* **Work task**
All entries should be output exactly as they stand.

—————

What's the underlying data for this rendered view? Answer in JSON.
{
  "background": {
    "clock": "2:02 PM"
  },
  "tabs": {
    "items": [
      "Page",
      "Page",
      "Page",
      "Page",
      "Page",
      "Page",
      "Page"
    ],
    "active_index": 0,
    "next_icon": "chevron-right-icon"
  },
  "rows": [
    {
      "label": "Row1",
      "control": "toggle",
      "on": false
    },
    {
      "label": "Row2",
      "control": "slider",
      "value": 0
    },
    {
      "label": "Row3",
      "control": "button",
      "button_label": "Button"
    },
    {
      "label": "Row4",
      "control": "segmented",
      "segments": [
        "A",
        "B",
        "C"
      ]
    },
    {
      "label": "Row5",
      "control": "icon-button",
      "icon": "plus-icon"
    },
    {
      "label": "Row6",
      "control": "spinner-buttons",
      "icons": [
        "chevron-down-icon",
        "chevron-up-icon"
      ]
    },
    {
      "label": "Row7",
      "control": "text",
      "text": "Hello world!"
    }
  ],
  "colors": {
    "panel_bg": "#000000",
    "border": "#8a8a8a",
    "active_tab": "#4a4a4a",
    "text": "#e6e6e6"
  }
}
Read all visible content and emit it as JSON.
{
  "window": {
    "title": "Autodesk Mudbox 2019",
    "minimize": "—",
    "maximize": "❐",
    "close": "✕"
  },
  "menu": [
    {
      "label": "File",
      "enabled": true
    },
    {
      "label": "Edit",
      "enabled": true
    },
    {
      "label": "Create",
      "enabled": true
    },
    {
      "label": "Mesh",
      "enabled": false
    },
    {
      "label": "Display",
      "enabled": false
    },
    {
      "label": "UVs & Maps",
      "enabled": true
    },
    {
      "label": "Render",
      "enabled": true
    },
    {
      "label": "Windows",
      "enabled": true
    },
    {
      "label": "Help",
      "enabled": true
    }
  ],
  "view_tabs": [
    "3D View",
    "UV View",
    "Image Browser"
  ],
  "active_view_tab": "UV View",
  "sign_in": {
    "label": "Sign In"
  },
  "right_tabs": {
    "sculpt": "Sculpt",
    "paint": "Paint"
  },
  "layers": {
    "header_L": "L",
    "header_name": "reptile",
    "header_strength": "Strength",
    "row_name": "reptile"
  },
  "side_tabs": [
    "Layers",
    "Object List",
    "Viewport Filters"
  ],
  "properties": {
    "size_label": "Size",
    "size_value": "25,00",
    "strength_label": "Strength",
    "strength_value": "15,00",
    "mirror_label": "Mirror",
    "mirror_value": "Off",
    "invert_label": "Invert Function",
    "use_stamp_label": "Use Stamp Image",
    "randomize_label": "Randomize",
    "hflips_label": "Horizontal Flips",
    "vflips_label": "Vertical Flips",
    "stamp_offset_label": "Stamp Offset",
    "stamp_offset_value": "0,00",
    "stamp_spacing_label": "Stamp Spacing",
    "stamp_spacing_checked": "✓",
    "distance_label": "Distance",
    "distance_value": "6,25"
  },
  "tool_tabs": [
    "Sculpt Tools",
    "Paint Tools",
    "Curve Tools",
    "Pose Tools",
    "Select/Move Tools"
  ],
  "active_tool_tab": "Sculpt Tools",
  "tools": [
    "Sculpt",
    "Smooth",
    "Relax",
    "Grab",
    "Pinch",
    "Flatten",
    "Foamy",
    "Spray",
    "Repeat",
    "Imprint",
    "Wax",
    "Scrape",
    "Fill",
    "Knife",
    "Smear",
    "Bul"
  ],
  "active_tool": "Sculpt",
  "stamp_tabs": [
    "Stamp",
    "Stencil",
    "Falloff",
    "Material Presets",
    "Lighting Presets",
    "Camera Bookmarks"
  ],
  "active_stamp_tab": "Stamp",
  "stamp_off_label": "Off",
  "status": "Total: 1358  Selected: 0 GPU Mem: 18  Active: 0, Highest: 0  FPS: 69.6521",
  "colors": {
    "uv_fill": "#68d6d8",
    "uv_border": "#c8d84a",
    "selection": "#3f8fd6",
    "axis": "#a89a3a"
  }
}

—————

* **Task answer**
What's the underlying data for this rendered view? Answer in JSON.
{
  "background": {
    "clock": "2:02 PM"
  },
  "tabs": {
    "items": [
      "Page",
      "Page",
      "Page",
      "Page",
      "Page",
      "Page",
      "Page"
    ],
    "active_index": 0,
    "next_icon": "chevron-right-icon"
  },
  "rows": [
    {
      "label": "Row1",
      "control": "toggle",
      "on": false
    },
    {
      "label": "Row2",
      "control": "slider",
      "value": 0
    },
    {
      "label": "Row3",
      "control": "button",
      "button_label": "Button"
    },
    {
      "label": "Row4",
      "control": "segmented",
      "segments": [
        "A",
        "B",
        "C"
      ]
    },
    {
      "label": "Row5",
      "control": "icon-button",
      "icon": "plus-icon"
    },
    {
      "label": "Row6",
      "control": "spinner-buttons",
      "icons": [
        "chevron-down-icon",
        "chevron-up-icon"
      ]
    },
    {
      "label": "Row7",
      "control": "text",
      "text": "Hello world!"
    }
  ],
  "colors": {
    "panel_bg": "#000000",
    "border": "#8a8a8a",
    "active_tab": "#4a4a4a",
    "text": "#e6e6e6"
  }
}
Read all visible content and emit it as JSON.
{
  "window": {
    "title": "Autodesk Mudbox 2019",
    "minimize": "—",
    "maximize": "❐",
    "close": "✕"
  },
  "menu": [
    {
      "label": "File",
      "enabled": true
    },
    {
      "label": "Edit",
      "enabled": true
    },
    {
      "label": "Create",
      "enabled": true
    },
    {
      "label": "Mesh",
      "enabled": false
    },
    {
      "label": "Display",
      "enabled": false
    },
    {
      "label": "UVs & Maps",
      "enabled": true
    },
    {
      "label": "Render",
      "enabled": true
    },
    {
      "label": "Windows",
      "enabled": true
    },
    {
      "label": "Help",
      "enabled": true
    }
  ],
  "view_tabs": [
    "3D View",
    "UV View",
    "Image Browser"
  ],
  "active_view_tab": "UV View",
  "sign_in": {
    "label": "Sign In"
  },
  "right_tabs": {
    "sculpt": "Sculpt",
    "paint": "Paint"
  },
  "layers": {
    "header_L": "L",
    "header_name": "reptile",
    "header_strength": "Strength",
    "row_name": "reptile"
  },
  "side_tabs": [
    "Layers",
    "Object List",
    "Viewport Filters"
  ],
  "properties": {
    "size_label": "Size",
    "size_value": "25,00",
    "strength_label": "Strength",
    "strength_value": "15,00",
    "mirror_label": "Mirror",
    "mirror_value": "Off",
    "invert_label": "Invert Function",
    "use_stamp_label": "Use Stamp Image",
    "randomize_label": "Randomize",
    "hflips_label": "Horizontal Flips",
    "vflips_label": "Vertical Flips",
    "stamp_offset_label": "Stamp Offset",
    "stamp_offset_value": "0,00",
    "stamp_spacing_label": "Stamp Spacing",
    "stamp_spacing_checked": "✓",
    "distance_label": "Distance",
    "distance_value": "6,25"
  },
  "tool_tabs": [
    "Sculpt Tools",
    "Paint Tools",
    "Curve Tools",
    "Pose Tools",
    "Select/Move Tools"
  ],
  "active_tool_tab": "Sculpt Tools",
  "tools": [
    "Sculpt",
    "Smooth",
    "Relax",
    "Grab",
    "Pinch",
    "Flatten",
    "Foamy",
    "Spray",
    "Repeat",
    "Imprint",
    "Wax",
    "Scrape",
    "Fill",
    "Knife",
    "Smear",
    "Bul"
  ],
  "active_tool": "Sculpt",
  "stamp_tabs": [
    "Stamp",
    "Stencil",
    "Falloff",
    "Material Presets",
    "Lighting Presets",
    "Camera Bookmarks"
  ],
  "active_stamp_tab": "Stamp",
  "stamp_off_label": "Off",
  "status": "Total: 1358  Selected: 0 GPU Mem: 18  Active: 0, Highest: 0  FPS: 69.6521",
  "colors": {
    "uv_fill": "#68d6d8",
    "uv_border": "#c8d84a",
    "selection": "#3f8fd6",
    "axis": "#a89a3a"
  }
}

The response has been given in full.